In this video, scientists with the company Oxitec explain how they engineered mosquitoes to carry a "lethality" gene that prevents mosquito larvae from growing into adults unless they are fed the antibiotic tetracycline. The genetically modified (GM) mosquitoes were first produced in 2002 and bred in the lab to give rise to a colony of mosquitoes all dependent on tetracycline. This antibiotic - the antidote to the lethality gene - is available to the mosquitoes in the lab, but not in the wild. In 2015, male mosquitoes from this GM colony were released in some areas of Brazil to help stop the spread of Zika virus. When male GM-mosquitoes mate with non-GM females in the wild, they pass on the lethality gene to the offspring who, without access to tetracycline, die before growing into adults. Running time: 8:35 min. Produced by HHMI BioInteractive.
- Viral Life Cycle
This short animation shows how a virus infects the cell, replicates, and give rise to many progeny viruses. These viruses can then infect many neighboring cells. Running time: 1:08 min. Produced by HHMI BioInteractive.
- Sizing Up the Brain Gene by Gene
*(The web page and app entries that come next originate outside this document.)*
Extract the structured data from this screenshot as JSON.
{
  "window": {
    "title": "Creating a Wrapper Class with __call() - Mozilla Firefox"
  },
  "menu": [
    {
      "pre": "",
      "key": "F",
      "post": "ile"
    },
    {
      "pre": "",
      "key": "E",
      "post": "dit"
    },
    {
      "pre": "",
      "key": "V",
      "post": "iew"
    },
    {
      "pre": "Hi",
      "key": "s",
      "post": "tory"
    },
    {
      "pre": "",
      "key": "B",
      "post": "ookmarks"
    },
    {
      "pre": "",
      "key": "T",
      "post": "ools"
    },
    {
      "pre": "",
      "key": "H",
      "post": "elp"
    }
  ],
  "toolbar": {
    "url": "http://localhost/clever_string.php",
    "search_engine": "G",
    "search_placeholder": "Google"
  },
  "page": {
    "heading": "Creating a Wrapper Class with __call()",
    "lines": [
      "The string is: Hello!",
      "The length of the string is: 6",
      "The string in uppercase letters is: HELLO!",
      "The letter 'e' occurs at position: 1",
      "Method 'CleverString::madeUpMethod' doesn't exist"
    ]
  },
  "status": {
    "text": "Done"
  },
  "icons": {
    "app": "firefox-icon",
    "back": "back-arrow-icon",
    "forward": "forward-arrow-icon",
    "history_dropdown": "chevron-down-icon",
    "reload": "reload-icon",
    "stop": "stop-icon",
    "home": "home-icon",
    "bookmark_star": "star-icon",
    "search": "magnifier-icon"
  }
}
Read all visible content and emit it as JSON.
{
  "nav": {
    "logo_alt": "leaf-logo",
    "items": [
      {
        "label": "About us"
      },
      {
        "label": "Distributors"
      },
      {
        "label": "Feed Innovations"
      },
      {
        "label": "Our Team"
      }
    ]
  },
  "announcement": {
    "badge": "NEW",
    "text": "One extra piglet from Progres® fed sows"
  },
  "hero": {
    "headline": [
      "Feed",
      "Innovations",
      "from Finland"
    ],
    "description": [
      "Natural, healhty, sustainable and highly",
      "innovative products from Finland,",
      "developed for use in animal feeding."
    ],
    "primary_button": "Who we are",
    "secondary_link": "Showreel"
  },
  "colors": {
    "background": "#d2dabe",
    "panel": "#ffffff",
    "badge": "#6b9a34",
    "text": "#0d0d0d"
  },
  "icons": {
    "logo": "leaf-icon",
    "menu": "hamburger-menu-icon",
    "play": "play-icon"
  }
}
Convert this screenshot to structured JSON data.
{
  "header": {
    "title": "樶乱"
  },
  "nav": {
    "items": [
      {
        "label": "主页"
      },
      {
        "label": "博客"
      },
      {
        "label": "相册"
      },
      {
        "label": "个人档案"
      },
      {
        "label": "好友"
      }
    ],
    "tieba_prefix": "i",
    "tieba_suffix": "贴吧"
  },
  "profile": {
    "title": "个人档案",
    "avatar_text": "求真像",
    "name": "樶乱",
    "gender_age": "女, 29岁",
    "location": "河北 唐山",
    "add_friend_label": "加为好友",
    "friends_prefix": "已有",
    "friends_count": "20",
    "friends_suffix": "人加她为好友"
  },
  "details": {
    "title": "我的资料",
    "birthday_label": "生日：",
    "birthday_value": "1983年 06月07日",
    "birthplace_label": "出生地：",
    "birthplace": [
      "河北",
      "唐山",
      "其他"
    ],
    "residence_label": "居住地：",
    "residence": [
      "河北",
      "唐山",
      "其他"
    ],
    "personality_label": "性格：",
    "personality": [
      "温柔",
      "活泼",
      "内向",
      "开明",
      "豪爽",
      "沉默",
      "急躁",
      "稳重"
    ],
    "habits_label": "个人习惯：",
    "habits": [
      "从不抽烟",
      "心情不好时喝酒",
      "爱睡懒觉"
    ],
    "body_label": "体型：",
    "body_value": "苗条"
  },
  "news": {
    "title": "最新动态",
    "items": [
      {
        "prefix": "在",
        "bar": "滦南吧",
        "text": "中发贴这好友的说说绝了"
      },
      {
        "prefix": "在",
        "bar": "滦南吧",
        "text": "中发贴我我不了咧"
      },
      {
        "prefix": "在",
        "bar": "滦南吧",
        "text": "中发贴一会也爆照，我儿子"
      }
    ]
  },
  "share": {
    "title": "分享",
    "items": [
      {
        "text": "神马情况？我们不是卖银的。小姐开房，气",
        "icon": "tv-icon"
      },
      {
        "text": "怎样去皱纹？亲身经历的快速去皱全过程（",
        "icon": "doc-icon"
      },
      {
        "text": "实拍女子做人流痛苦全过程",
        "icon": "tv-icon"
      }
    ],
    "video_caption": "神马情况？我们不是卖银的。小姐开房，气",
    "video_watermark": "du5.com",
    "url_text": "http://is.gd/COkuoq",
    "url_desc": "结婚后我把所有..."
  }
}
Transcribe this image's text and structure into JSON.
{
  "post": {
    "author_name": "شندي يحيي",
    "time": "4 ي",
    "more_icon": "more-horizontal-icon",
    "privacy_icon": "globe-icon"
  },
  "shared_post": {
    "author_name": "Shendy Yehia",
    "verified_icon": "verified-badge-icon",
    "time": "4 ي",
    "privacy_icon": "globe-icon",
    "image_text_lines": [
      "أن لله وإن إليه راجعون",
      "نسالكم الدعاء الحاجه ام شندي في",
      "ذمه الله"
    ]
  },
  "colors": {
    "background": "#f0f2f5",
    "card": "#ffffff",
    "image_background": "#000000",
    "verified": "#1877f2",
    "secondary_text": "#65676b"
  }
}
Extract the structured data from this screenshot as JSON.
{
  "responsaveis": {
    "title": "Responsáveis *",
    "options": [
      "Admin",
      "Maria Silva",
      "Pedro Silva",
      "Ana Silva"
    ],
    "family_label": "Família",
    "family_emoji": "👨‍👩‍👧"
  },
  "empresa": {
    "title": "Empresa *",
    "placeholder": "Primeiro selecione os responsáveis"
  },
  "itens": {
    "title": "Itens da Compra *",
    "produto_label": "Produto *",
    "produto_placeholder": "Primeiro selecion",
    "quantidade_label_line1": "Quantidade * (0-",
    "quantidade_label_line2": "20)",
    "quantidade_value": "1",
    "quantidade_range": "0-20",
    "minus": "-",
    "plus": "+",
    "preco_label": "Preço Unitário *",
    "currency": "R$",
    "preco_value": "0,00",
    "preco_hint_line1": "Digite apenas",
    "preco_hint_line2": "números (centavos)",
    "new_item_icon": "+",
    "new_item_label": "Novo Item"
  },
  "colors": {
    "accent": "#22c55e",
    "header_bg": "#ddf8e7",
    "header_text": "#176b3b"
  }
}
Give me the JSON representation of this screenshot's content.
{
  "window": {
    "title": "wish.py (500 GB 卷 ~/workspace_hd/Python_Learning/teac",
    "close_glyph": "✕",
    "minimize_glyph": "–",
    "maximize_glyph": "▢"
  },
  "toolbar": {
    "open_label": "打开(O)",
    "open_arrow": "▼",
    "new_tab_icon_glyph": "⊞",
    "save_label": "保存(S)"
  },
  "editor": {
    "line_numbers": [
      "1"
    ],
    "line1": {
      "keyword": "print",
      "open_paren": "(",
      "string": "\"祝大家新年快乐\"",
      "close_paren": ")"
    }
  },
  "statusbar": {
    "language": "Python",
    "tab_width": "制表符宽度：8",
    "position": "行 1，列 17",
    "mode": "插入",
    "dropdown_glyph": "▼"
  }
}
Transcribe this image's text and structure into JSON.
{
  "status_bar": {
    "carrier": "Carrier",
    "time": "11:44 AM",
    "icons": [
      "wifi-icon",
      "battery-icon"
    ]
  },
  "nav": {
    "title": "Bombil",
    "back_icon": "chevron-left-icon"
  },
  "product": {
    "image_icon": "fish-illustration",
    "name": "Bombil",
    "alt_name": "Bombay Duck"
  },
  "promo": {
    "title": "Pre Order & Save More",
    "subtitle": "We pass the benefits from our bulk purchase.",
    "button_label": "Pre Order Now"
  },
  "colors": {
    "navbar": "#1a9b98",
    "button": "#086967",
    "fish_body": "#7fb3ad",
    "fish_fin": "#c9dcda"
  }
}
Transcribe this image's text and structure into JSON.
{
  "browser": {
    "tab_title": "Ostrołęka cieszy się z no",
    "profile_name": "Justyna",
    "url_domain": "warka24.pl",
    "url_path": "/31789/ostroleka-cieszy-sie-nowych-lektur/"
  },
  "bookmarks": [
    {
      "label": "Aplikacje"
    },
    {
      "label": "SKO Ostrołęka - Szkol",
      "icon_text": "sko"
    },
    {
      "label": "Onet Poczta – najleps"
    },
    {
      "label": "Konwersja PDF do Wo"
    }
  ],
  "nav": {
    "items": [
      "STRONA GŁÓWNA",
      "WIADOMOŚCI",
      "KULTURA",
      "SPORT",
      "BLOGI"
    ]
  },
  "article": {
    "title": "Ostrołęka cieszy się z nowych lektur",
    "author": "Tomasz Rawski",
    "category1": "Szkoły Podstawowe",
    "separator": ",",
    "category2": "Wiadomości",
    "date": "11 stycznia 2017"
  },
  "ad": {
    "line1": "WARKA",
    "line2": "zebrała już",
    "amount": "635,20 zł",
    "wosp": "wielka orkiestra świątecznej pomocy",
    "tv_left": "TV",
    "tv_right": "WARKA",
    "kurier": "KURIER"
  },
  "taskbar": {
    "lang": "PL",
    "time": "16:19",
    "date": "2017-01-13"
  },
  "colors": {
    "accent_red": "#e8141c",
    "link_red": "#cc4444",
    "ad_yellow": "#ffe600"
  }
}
In this video lecture, Dr. Christopher Walsh discusses the human brain as a complex network of cells whose organization and function are controlled by many genes. By working with patients who have developmental brain disorders, Walsh and his team have begun to identify genes that are required for proper brain development. This research has led to some surprising insights, such as a connection between cell division orientation and cell fate during the development of the cerebral cortex. Running time: 59:32 min. Produced by HHMI BioInteractive.